The City of Red Deer posted an interactive map that’s worth checking out. It’s an interesting way to see zoning information and several other layers of relevant data.
Dan Eisenhauer pointed out the City of Edmonton’s Maps section which offers quite a bit of information. Some of it I don’t care about. Like this
I’ve gotta put my internet guy hat on for one minute though. Neither work on Firefox without the use of a plugin, which most people can’t figure out. That’s a big problem, because I’ll bet they won’t work with Chrome, Safari, or older versions of Internet Explorer. Further, City of Edmonton, why are you so stupid? Having an entry/landing page that has essentially no text on it, and then opens up a giant window of legal crap is only one step better than causing a pornado. I’ll also bet they’re not paying enough attention to their website to see that link, or to Google their own name and see my post. If they do, I’ll send someone a cookie.
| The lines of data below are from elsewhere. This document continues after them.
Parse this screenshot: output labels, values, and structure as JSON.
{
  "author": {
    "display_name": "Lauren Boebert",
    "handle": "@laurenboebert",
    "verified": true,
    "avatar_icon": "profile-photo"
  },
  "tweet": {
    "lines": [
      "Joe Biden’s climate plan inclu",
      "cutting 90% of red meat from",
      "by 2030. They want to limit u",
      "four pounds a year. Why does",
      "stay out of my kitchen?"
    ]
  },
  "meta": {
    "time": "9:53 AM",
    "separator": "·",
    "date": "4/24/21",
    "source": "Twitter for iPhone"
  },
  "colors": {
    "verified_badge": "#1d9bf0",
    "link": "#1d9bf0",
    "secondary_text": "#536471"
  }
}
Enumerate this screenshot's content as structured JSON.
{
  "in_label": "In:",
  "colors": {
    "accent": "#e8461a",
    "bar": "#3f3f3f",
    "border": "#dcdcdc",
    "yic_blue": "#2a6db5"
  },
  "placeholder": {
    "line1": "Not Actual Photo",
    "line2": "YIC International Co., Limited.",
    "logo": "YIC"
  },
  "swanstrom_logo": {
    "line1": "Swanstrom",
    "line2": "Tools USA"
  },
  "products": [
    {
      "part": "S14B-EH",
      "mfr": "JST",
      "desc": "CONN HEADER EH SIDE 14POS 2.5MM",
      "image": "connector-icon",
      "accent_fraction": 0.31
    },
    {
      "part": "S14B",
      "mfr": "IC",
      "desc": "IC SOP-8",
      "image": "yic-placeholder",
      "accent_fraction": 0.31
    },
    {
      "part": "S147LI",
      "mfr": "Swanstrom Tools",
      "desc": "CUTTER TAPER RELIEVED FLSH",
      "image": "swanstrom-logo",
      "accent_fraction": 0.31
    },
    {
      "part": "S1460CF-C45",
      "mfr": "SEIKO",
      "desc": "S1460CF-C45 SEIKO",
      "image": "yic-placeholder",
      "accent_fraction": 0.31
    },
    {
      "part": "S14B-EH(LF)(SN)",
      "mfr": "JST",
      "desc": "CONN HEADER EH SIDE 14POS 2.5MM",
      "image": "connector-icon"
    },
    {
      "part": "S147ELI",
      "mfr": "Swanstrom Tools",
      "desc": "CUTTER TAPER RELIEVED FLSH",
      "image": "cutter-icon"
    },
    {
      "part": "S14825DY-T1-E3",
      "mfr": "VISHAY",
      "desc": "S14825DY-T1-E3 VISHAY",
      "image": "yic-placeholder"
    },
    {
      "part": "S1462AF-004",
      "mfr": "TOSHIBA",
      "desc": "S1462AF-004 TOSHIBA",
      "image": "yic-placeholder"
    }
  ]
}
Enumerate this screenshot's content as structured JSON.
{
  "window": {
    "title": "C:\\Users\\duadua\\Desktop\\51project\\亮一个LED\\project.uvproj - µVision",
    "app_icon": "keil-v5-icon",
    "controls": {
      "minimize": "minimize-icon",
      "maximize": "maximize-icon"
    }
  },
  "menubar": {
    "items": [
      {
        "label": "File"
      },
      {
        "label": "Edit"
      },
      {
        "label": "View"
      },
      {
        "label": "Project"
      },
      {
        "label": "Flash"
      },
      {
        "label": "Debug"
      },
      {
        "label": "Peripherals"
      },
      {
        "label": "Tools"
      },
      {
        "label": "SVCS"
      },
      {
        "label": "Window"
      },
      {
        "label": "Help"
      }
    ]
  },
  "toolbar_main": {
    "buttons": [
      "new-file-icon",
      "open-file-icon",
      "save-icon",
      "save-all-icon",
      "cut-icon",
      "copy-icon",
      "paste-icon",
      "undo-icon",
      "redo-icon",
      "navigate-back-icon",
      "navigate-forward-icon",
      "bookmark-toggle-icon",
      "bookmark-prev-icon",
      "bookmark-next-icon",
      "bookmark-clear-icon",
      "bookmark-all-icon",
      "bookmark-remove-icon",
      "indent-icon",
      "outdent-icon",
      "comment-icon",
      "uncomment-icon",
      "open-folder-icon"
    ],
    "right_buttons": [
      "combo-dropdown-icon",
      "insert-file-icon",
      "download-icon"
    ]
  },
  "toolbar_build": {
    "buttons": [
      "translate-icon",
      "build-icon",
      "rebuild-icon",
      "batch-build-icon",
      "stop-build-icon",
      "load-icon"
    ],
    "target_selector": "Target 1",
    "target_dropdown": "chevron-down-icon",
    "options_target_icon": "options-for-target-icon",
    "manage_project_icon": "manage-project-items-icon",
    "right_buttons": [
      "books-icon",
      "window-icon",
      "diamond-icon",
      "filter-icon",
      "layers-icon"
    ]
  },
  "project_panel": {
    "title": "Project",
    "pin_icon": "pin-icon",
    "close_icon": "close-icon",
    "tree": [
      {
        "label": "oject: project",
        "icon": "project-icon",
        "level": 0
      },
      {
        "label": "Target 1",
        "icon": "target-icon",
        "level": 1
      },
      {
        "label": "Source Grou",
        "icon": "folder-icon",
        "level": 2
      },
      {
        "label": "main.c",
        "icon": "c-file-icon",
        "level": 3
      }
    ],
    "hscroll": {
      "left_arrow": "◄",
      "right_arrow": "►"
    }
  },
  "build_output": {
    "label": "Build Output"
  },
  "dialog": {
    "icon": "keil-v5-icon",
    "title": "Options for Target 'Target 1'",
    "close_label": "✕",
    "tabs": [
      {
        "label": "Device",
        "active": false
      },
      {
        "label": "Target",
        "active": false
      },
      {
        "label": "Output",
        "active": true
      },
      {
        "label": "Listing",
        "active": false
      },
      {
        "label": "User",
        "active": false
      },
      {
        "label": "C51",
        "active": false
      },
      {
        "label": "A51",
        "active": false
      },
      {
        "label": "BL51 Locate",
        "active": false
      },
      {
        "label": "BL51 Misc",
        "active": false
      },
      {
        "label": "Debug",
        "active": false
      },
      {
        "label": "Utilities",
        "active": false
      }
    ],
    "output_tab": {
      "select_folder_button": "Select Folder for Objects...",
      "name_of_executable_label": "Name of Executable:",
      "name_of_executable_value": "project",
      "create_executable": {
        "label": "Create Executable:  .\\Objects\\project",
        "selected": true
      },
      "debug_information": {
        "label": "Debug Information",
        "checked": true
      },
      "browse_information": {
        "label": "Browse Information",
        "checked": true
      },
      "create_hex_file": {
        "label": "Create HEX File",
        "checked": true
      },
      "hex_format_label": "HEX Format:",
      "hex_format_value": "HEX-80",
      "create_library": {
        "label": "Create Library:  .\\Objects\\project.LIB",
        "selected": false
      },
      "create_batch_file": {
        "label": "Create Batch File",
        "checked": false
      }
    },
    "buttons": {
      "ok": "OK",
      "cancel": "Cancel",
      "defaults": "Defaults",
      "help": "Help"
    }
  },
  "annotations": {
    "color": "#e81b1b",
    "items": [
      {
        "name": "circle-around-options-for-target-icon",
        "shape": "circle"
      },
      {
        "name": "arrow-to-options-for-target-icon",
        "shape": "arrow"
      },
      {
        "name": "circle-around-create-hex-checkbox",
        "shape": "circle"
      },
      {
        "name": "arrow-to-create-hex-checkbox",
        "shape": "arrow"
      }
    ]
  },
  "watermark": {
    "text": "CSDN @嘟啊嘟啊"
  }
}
Those are both great applications, and as a real estate investor, I love seeing more information like this shared. However, if you’re going to play in the internet, do it intelligently. In this case, Red Deer wins.
Now I’ll go play with some more maps.
Chris: I saw your post and your comments. The City of Edmonton is redesigning its site and it launches very soon. Check it out after October 2 and let us know what you think. I can’t promise this specific issue will be fixed right away, but we’ll look into it.
P.S. I like chocolate cookies, not the electronic kind.
City of Edmonton
Thanks for the post. I actually told Dan about the Edmonton site, which I use very frequently. I tried Red Deer’s site, but the link didn’t work, so I tried to search it. I found this link, which also didn’t work. Maybe the City of Red Deer is too caught up in their Talk Like a Pirate Day celebrations to worry about site maintenance.
Update: it’s now working!
Investor tip: I use the city maps to find legal descriptions of the property, and then I input that in https://alta.registries.gov.ab.ca where I can do a $5 title search to see exactly who the owner is and what is registered against the property (caveats, restrictive covenants, liens, mortgages, utility rights of way, etc). And for those of you who are penny counters (all of you, I’m sure), $5 is cheaper than you can get it anywhere, because that’s the base fee the government charges.
They’re both great sites. I think that more sites need to be conscious about giving people the ability to navigate directly to a static URL, and be sure their pages look alright on multiple platforms.
$5 title searches are a good deal. I’ve almost always just done mine through TransWest, and I think I was paying $7.50. Great tip!
Thanks for the reply, and you’re just raised my opinion of the City about three points. (In my defense, I once worked as a summer laborer, and wasn’t so impressed by my co-worker)
Static URLs are your best friend, and there’s lots of tools to make dynamic URLs appear static. That’s a great resource for real estate investors though.
Drop me an email and I’ll send cookies, or I’ll drop by next time I’m in Edmonton.